Wednesday, April 14, 2010

Stream-side Planting - Phase Two - Coming Friday!

Big piles of empty burlap coffee bags staged in our yard means one thing - we are about to take part in another amazing Adopt-A-Stream planting project in our yard, with the help of the students of the L.E.A.F. School from Edmonds Community College. We will be getting rid of a bunch of lawn on the west side of the stream this time, planting native trees and bushes and mulching/covering the lawn in between the plants with the coffee bags and cardboard (recycled, of course).

Here is a picture from the planting day last spring that shows the side of the stream that will be taken care of this time -

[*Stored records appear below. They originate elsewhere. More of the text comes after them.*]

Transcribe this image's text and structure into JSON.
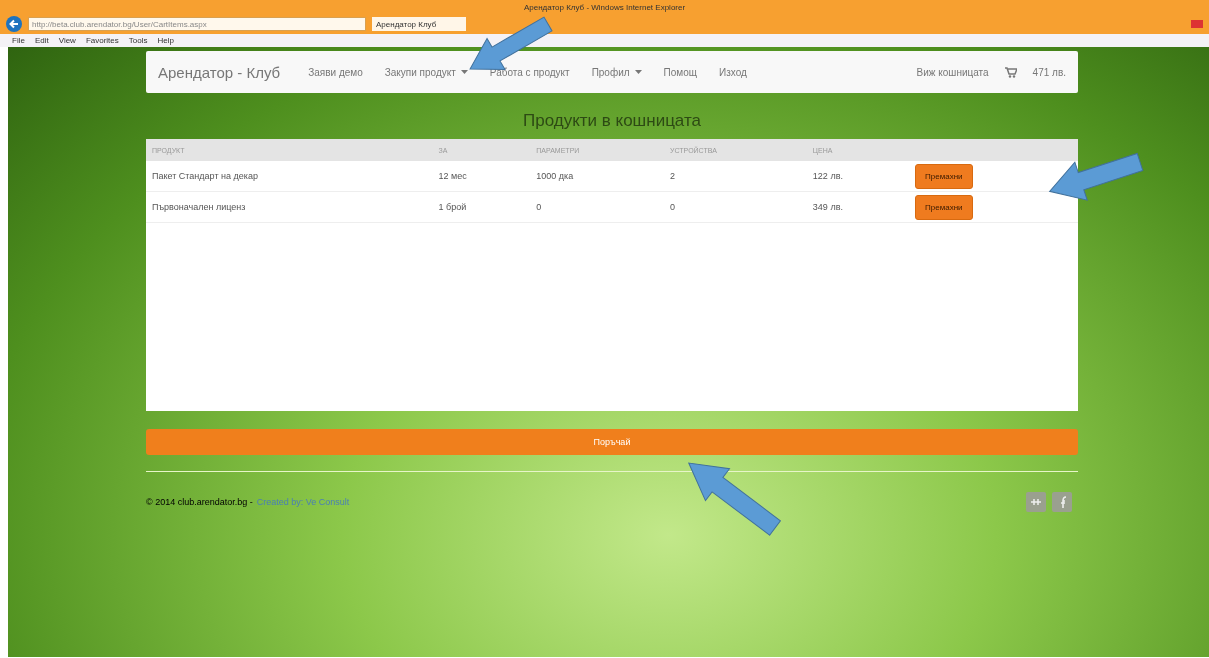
{
  "browser": {
    "title": "Арендатор Клуб - Windows Internet Explorer",
    "url": "http://beta.club.arendator.bg/User/CartItems.aspx",
    "tab": "Арендатор Клуб",
    "menu": [
      "File",
      "Edit",
      "View",
      "Favorites",
      "Tools",
      "Help"
    ]
  },
  "navbar": {
    "brand": "Арендатор - Клуб",
    "items": [
      {
        "label": "Заяви демо",
        "dropdown": false
      },
      {
        "label": "Закупи продукт",
        "dropdown": true
      },
      {
        "label": "Работа с продукт",
        "dropdown": false
      },
      {
        "label": "Профил",
        "dropdown": true
      },
      {
        "label": "Помощ",
        "dropdown": false
      },
      {
        "label": "Изход",
        "dropdown": false
      }
    ],
    "cart_label": "Виж кошницата",
    "cart_total": "471 лв."
  },
  "heading": "Продукти в кошницата",
  "table": {
    "columns": [
      "ПРОДУКТ",
      "ЗА",
      "ПАРАМЕТРИ",
      "УСТРОЙСТВА",
      "ЦЕНА"
    ],
    "rows": [
      {
        "cells": [
          "Пакет Стандарт на декар",
          "12 мес",
          "1000 дка",
          "2",
          "122 лв."
        ],
        "action": "Премахни"
      },
      {
        "cells": [
          "Първоначален лиценз",
          "1 брой",
          "0",
          "0",
          "349 лв."
        ],
        "action": "Премахни"
      }
    ]
  },
  "order_button": "Поръчай",
  "footer": {
    "copyright": "© 2014 club.arendator.bg -",
    "credit": "Created by: Ve Consult"
  }
}
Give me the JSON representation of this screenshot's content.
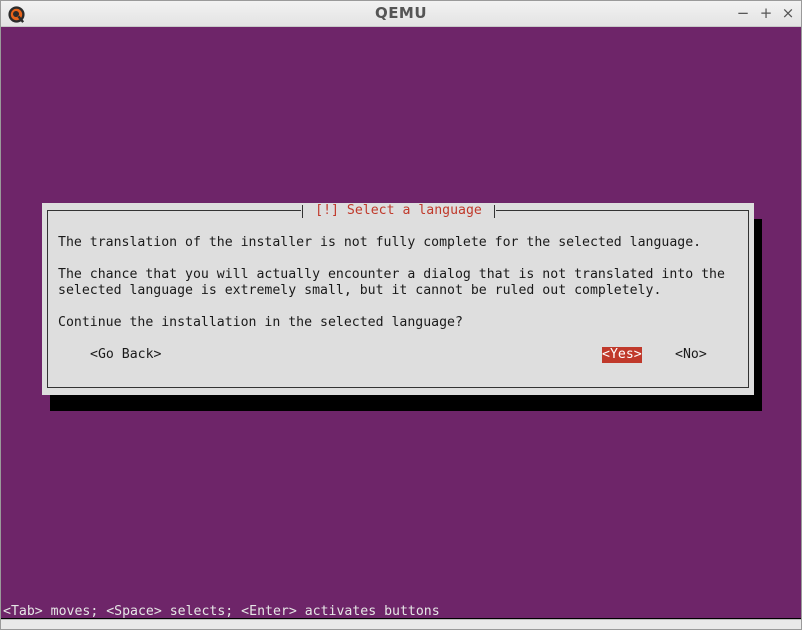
{
  "window": {
    "title": "QEMU",
    "controls": {
      "minimize": "−",
      "maximize": "+",
      "close": "×"
    },
    "app_icon": "qemu-logo-icon"
  },
  "dialog": {
    "title": "[!] Select a language",
    "lines": [
      "The translation of the installer is not fully complete for the selected language.",
      "The chance that you will actually encounter a dialog that is not translated into the",
      "selected language is extremely small, but it cannot be ruled out completely.",
      "Continue the installation in the selected language?"
    ],
    "buttons": {
      "go_back": "<Go Back>",
      "yes": "<Yes>",
      "no": "<No>"
    },
    "selected_button": "yes"
  },
  "status_bar": {
    "text": "<Tab> moves; <Space> selects; <Enter> activates buttons"
  },
  "colors": {
    "background": "#6e2569",
    "dialog_bg": "#dedede",
    "accent_red": "#c0392b"
  }
}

And here is a shot of some the the plants from the planting last spring. Most are leafing out now and look much more impressive in person! I am amazed - I don't think we have lost ANY of the plants. M-U-L-C-H!! Well, and we watered them through the summer....

And hey, I just realized that this blog has been around for a year now. I started with the first Adopt-A-Stream-coordinated planting project last year. Nice!

Just a warning - you can expect a flurry of posting for a little while here. I am going to have a lot to share.

Tuesday, April 13, 2010

Eagles in North Kenmore

A few weeks ago I went for a walk in the morning and just happened to notice that there was an eagle sitting in a tree behind the condo complex just north of the Kenmore library. Just north of the heron rookery. I only had my cell phone camera, so the pictures aren't the best, but hopefully you can see an eagle in the middle of the picture above. When I walked closer, I was very surprised to see that there were actually two eagles in the tree, but you can't see the second one in my photo.

I continued my walk north up 73rd, and when I reached the bridge over Swamp Creek I saw two eagles in a tree in the floodplain on the west side of the street there! This is a terribly fuzzy photo (I need to just carry the regular camera on my walks), but I circled where the eagles were in the tree -

Turns out these must have been the same ones I had just seen by the library, because a neighbor out watching them had just seen the pair arrive. But the AMAZING thing was that there were two juvenile eagles in nearby trees!

Can you see that dark spot in the left side of the large cottonwood tree?

And the dark spot in the cottonwood in the middle of this picture?

I thought this was pretty exciting.

Then on March 27th the Seattle Times ran a front-page article about the effect that bald eagles have on herons. Here is a link to the article -

The Kenmore heron rookery isn't mentioned in the article, but I understand that the nests there have been raided by eagles, also. So in retrospect, I wonder what the eagles were up to down by the rookery that morning.

Here are a couple of shots I took earlier this spring of herons in the rookery just north of the Kenmore park-and-ride -